'Invisible Man' Inspires Conceptual Art About Blackness
The inaugural show at at Martos Gallery's downtown space takes its name from Ralph Ellison's enduring 1952 novel about black visibility.
Installation view, Invisible Man, Martos Gallery, New York, 2017
The great American writer Ralph Ellison's National Book Award-winning novel Invisible Man has had an enduring influence on black consciousness and art. The 1952 book's soul searing, introspective observations about the conditions of black life inspired, for instance, the painter Kerry James Marshall's seminal 1980 work A Portrait of the Artist as a Shadow of His Former Self, as well as a series of post-war images by the photographer Gordon Parks. With Ellison writing passages like, "I am invisible, understand, simply because people refuse to see me," and "when they approach me they see only my surroundings, themselves, or figments of their imagination—indeed, everything and anything except me," it's not hard to understand why Ellison's book, penned nearly seven decades ago, still speaks to contemporary realities of black life.
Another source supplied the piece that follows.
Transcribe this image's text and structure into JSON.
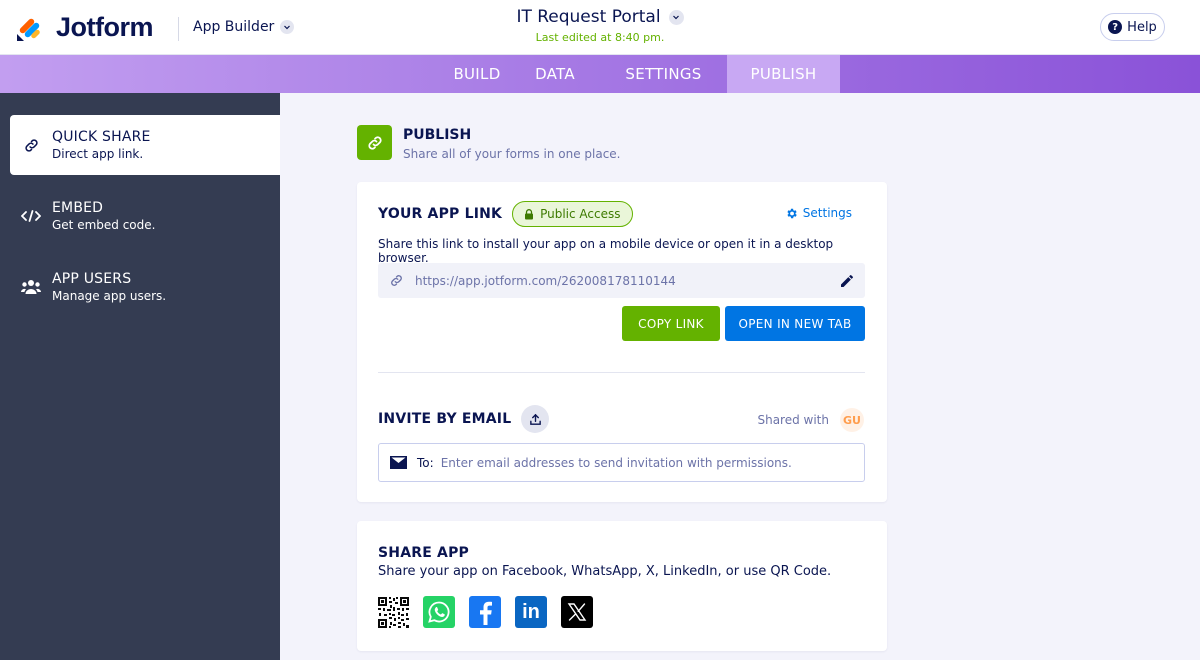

Ellison's central argument, that racism has rendered black people both visible and invisible, inspired Martos Gallery director Ebony L. Haynes to explore the concept in a show titled after the book. Invisible Man, the inaugural exhibition in the new downtown Manhattan gallery, mounts painting, installation, and sculpture by Torkwase Dyson, Kayode Ojo, Pope.L, and Jessica Vaughn, four black artists who address aspects of blackness in abstract and conceptual forms that imply bodies unseen.
This exhibition is something I've had in mind a long time," Haynes tells Creators. "At its crux, it's a show of really great artists whose practice is conceptual or minimal in its installation." Over the years, Haynes has spent a lot of time with the artists in their studios and believes their practices are similar in the way that they think about the body in space. For Hanyes, the show is a way to think about the black body in a gallery and how Ellison's depiction still resonates today. "The book, for me, is about the systemic racism that's projected onto the black body," she says. "But although all the artists in the show are black, the work was chosen because its not just limited to the experience of blackness."
The exhibition features works that literally omit figurative representations of either the black or white bodies evoked by the art on view. Jessica Vaughn's wall sculpture, After Willis (rubbed, used and moved) #005, features 36 individual used, machine-fabricated public transit seats. Collected over a period of a decade from Chicago Transit Authority buses, the used seats feature the grooves of countless bodies that once sat in them. The work also alludes to very real black bodies, like Rosa Parks and the women who led the Montgomery Bus Boycott in the 1950s and the segregation of black and white bodies in many aspects of contemporary life.
Pope.L's installation Pedestal, a Elkay drinking fountain deconstructed and hung from the ceiling, alludes to the segregated black and white drinking fountains installed throughout the South during Jim Crow. The work releases water into a hole in the gallery's floor every two-and-a-half minutes. The gesture alludes to Pope.L's "Hole Theory." In a book titled after the theory, the artist writes, "Hole Theory engages lack/Across economic and cultural/And political boundaries/[Lack is where it's AT]." Pope.L's theory is rooted in the social conditions of 1980s black life, the drugs that flooded the community, the jobs that left it, and the culture, like Hip-hop, that sprung from the era's black rage.
The body is further implied in Pope.L's Well (elh version), a glass of evaporating water on a small wooden shelf, and in Torkwase Dyson's minimalist suite of abstract paintings. Transpose, Torque, and Time, are three large-scale works in white that cover black geometric elements using the dimensions of the body and space. The work references the actual circumference of the Dakota Access Pipeline and the bodies at Standing Rock that protested it. The larger themes of the work are rooted in state-sanctioned displacement and environmental racism that, for instance, produced inner city ghettos, predominantly white subdivisions, and Native American reservations. Kayode Ojo's untitled installation of a found dark chocolate sofa turned upright and draped with a sequined gown is the lone work that implicates the body in domestic space.
"Maybe sometimes there's an assumption made when you enter a show of all artists of color that you will be able to take away what you should immediately," says Haynes of the deeply layered works. "I think these artists are an example that there are many different practices and ways of representing the body." She adds, "The works of these artists just so happen to execute an idea that I had of representing an absent body. The works, literally with the forms they create, do this very well and speak to the lack of visibility of artists of color in the gallery space."
Invisible Man continues through June 24 at Martos Gallery. Click here for more information.